§ What to do:
Each line of the records must appear in your answer exactly, with no pictures.

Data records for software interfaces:
* * *

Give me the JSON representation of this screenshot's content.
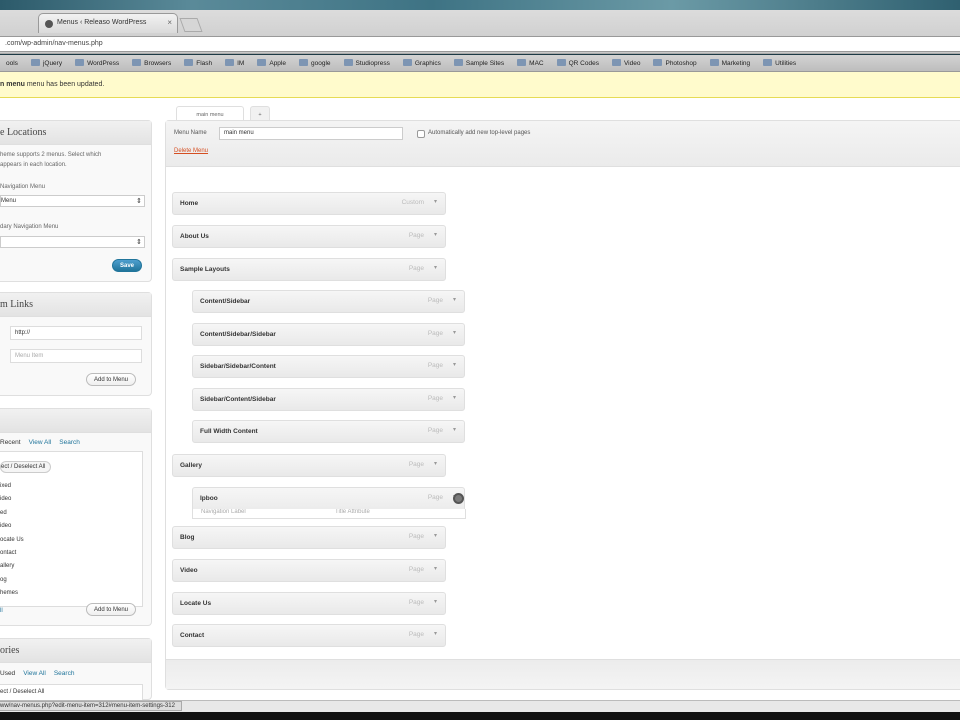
{
  "browser": {
    "tab_title": "Menus ‹ Releaso WordPress",
    "tab_close": "×",
    "url": ".com/wp-admin/nav-menus.php"
  },
  "bookmarks": [
    "ools",
    "jQuery",
    "WordPress",
    "Browsers",
    "Flash",
    "IM",
    "Apple",
    "google",
    "Studiopress",
    "Graphics",
    "Sample Sites",
    "MAC",
    "QR Codes",
    "Video",
    "Photoshop",
    "Marketing",
    "Utilities"
  ],
  "notice": {
    "bold": "n menu",
    "rest": " menu has been updated."
  },
  "locations": {
    "title": "e Locations",
    "desc1": "heme supports 2 menus. Select which",
    "desc2": "appears in each location.",
    "primary_label": "Navigation Menu",
    "primary_value": "Menu",
    "secondary_label": "dary Navigation Menu",
    "secondary_value": "",
    "save": "Save"
  },
  "custom_links": {
    "title": "m Links",
    "url_value": "http://",
    "label_placeholder": "Menu Item",
    "add": "Add to Menu"
  },
  "pages": {
    "tabs": [
      "Recent",
      "View All",
      "Search"
    ],
    "select_all": "ect / Deselect All",
    "items": [
      "ixed",
      "ideo",
      "ed",
      "ideo",
      "ocate Us",
      "ontact",
      "allery",
      "og",
      "hemes"
    ],
    "footer_link": "ll",
    "add": "Add to Menu"
  },
  "categories": {
    "title": "ories",
    "tabs": [
      "Used",
      "View All",
      "Search"
    ],
    "bottom": "ect / Deselect All"
  },
  "menu_tabs": {
    "active": "main menu",
    "add": "+"
  },
  "menu": {
    "name_label": "Menu Name",
    "name_value": "main menu",
    "auto_add": "Automatically add new top-level pages",
    "delete": "Delete Menu",
    "arrow": "▾",
    "items": [
      {
        "title": "Home",
        "type": "Custom"
      },
      {
        "title": "About Us",
        "type": "Page"
      },
      {
        "title": "Sample Layouts",
        "type": "Page"
      },
      {
        "title": "Content/Sidebar",
        "type": "Page"
      },
      {
        "title": "Content/Sidebar/Sidebar",
        "type": "Page"
      },
      {
        "title": "Sidebar/Sidebar/Content",
        "type": "Page"
      },
      {
        "title": "Sidebar/Content/Sidebar",
        "type": "Page"
      },
      {
        "title": "Full Width Content",
        "type": "Page"
      },
      {
        "title": "Gallery",
        "type": "Page"
      },
      {
        "title": "Ipboo",
        "type": "Page"
      },
      {
        "title": "Blog",
        "type": "Page"
      },
      {
        "title": "Video",
        "type": "Page"
      },
      {
        "title": "Locate Us",
        "type": "Page"
      },
      {
        "title": "Contact",
        "type": "Page"
      }
    ],
    "expanded_left": "Navigation Label",
    "expanded_right": "Title Attribute"
  },
  "status_url": "ww/nav-menus.php?edit-menu-item=312#menu-item-settings-312",
  "select_arrow": "⇕"
}
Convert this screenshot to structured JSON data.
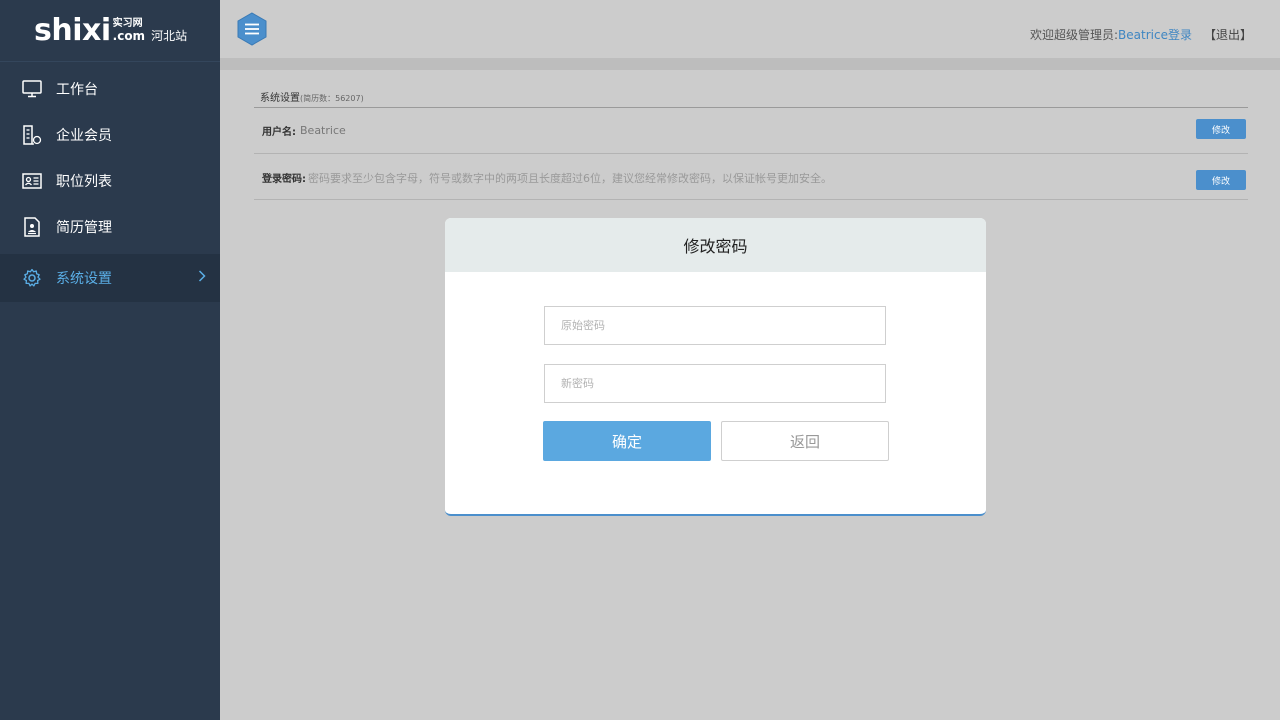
{
  "logo": {
    "mark": "shixi",
    "cn": "实习网",
    "com": ".com",
    "site": "河北站"
  },
  "sidebar": {
    "items": [
      {
        "label": "工作台",
        "icon": "monitor-icon"
      },
      {
        "label": "企业会员",
        "icon": "building-icon"
      },
      {
        "label": "职位列表",
        "icon": "id-card-icon"
      },
      {
        "label": "简历管理",
        "icon": "document-user-icon"
      },
      {
        "label": "系统设置",
        "icon": "gear-icon",
        "active": true
      }
    ]
  },
  "header": {
    "welcome": "欢迎超级管理员:",
    "user": "Beatrice登录",
    "logout": "【退出】"
  },
  "settings": {
    "title": "系统设置",
    "count": "(简历数：56207)",
    "username_label": "用户名:",
    "username_value": "Beatrice",
    "password_label": "登录密码:",
    "password_hint": "密码要求至少包含字母，符号或数字中的两项且长度超过6位，建议您经常修改密码，以保证帐号更加安全。",
    "edit_label": "修改"
  },
  "modal": {
    "title": "修改密码",
    "old_password_placeholder": "原始密码",
    "new_password_placeholder": "新密码",
    "confirm_label": "确定",
    "back_label": "返回"
  },
  "colors": {
    "sidebar_bg": "#2b3a4d",
    "accent": "#4b8fcc",
    "active_text": "#5aaee6",
    "page_bg": "#cccccc"
  }
}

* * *

§ Output for this task:
Give me the JSON representation of this screenshot's content.
{
  "browser": {
    "tab_title": "Menus ‹ Releaso WordPress",
    "tab_close": "×",
    "url": ".com/wp-admin/nav-menus.php"
  },
  "bookmarks": [
    "ools",
    "jQuery",
    "WordPress",
    "Browsers",
    "Flash",
    "IM",
    "Apple",
    "google",
    "Studiopress",
    "Graphics",
    "Sample Sites",
    "MAC",
    "QR Codes",
    "Video",
    "Photoshop",
    "Marketing",
    "Utilities"
  ],
  "notice": {
    "bold": "n menu",
    "rest": " menu has been updated."
  },
  "locations": {
    "title": "e Locations",
    "desc1": "heme supports 2 menus. Select which",
    "desc2": "appears in each location.",
    "primary_label": "Navigation Menu",
    "primary_value": "Menu",
    "secondary_label": "dary Navigation Menu",
    "secondary_value": "",
    "save": "Save"
  },
  "custom_links": {
    "title": "m Links",
    "url_value": "http://",
    "label_placeholder": "Menu Item",
    "add": "Add to Menu"
  },
  "pages": {
    "tabs": [
      "Recent",
      "View All",
      "Search"
    ],
    "select_all": "ect / Deselect All",
    "items": [
      "ixed",
      "ideo",
      "ed",
      "ideo",
      "ocate Us",
      "ontact",
      "allery",
      "og",
      "hemes"
    ],
    "footer_link": "ll",
    "add": "Add to Menu"
  },
  "categories": {
    "title": "ories",
    "tabs": [
      "Used",
      "View All",
      "Search"
    ],
    "bottom": "ect / Deselect All"
  },
  "menu_tabs": {
    "active": "main menu",
    "add": "+"
  },
  "menu": {
    "name_label": "Menu Name",
    "name_value": "main menu",
    "auto_add": "Automatically add new top-level pages",
    "delete": "Delete Menu",
    "arrow": "▾",
    "items": [
      {
        "title": "Home",
        "type": "Custom"
      },
      {
        "title": "About Us",
        "type": "Page"
      },
      {
        "title": "Sample Layouts",
        "type": "Page"
      },
      {
        "title": "Content/Sidebar",
        "type": "Page"
      },
      {
        "title": "Content/Sidebar/Sidebar",
        "type": "Page"
      },
      {
        "title": "Sidebar/Sidebar/Content",
        "type": "Page"
      },
      {
        "title": "Sidebar/Content/Sidebar",
        "type": "Page"
      },
      {
        "title": "Full Width Content",
        "type": "Page"
      },
      {
        "title": "Gallery",
        "type": "Page"
      },
      {
        "title": "Ipboo",
        "type": "Page"
      },
      {
        "title": "Blog",
        "type": "Page"
      },
      {
        "title": "Video",
        "type": "Page"
      },
      {
        "title": "Locate Us",
        "type": "Page"
      },
      {
        "title": "Contact",
        "type": "Page"
      }
    ],
    "expanded_left": "Navigation Label",
    "expanded_right": "Title Attribute"
  },
  "status_url": "ww/nav-menus.php?edit-menu-item=312#menu-item-settings-312",
  "select_arrow": "⇕"
}
Convert this screenshot to structured JSON data.
{
  "logo": {
    "mark": "shixi",
    "cn": "实习网",
    "com": ".com",
    "site": "河北站"
  },
  "sidebar": {
    "items": [
      {
        "label": "工作台",
        "icon": "monitor-icon"
      },
      {
        "label": "企业会员",
        "icon": "building-icon"
      },
      {
        "label": "职位列表",
        "icon": "id-card-icon"
      },
      {
        "label": "简历管理",
        "icon": "document-user-icon"
      },
      {
        "label": "系统设置",
        "icon": "gear-icon",
        "active": true
      }
    ]
  },
  "header": {
    "welcome": "欢迎超级管理员:",
    "user": "Beatrice登录",
    "logout": "【退出】"
  },
  "settings": {
    "title": "系统设置",
    "count": "(简历数：56207)",
    "username_label": "用户名:",
    "username_value": "Beatrice",
    "password_label": "登录密码:",
    "password_hint": "密码要求至少包含字母，符号或数字中的两项且长度超过6位，建议您经常修改密码，以保证帐号更加安全。",
    "edit_label": "修改"
  },
  "modal": {
    "title": "修改密码",
    "old_password_placeholder": "原始密码",
    "new_password_placeholder": "新密码",
    "confirm_label": "确定",
    "back_label": "返回"
  },
  "colors": {
    "sidebar_bg": "#2b3a4d",
    "accent": "#4b8fcc",
    "active_text": "#5aaee6",
    "page_bg": "#cccccc"
  }
}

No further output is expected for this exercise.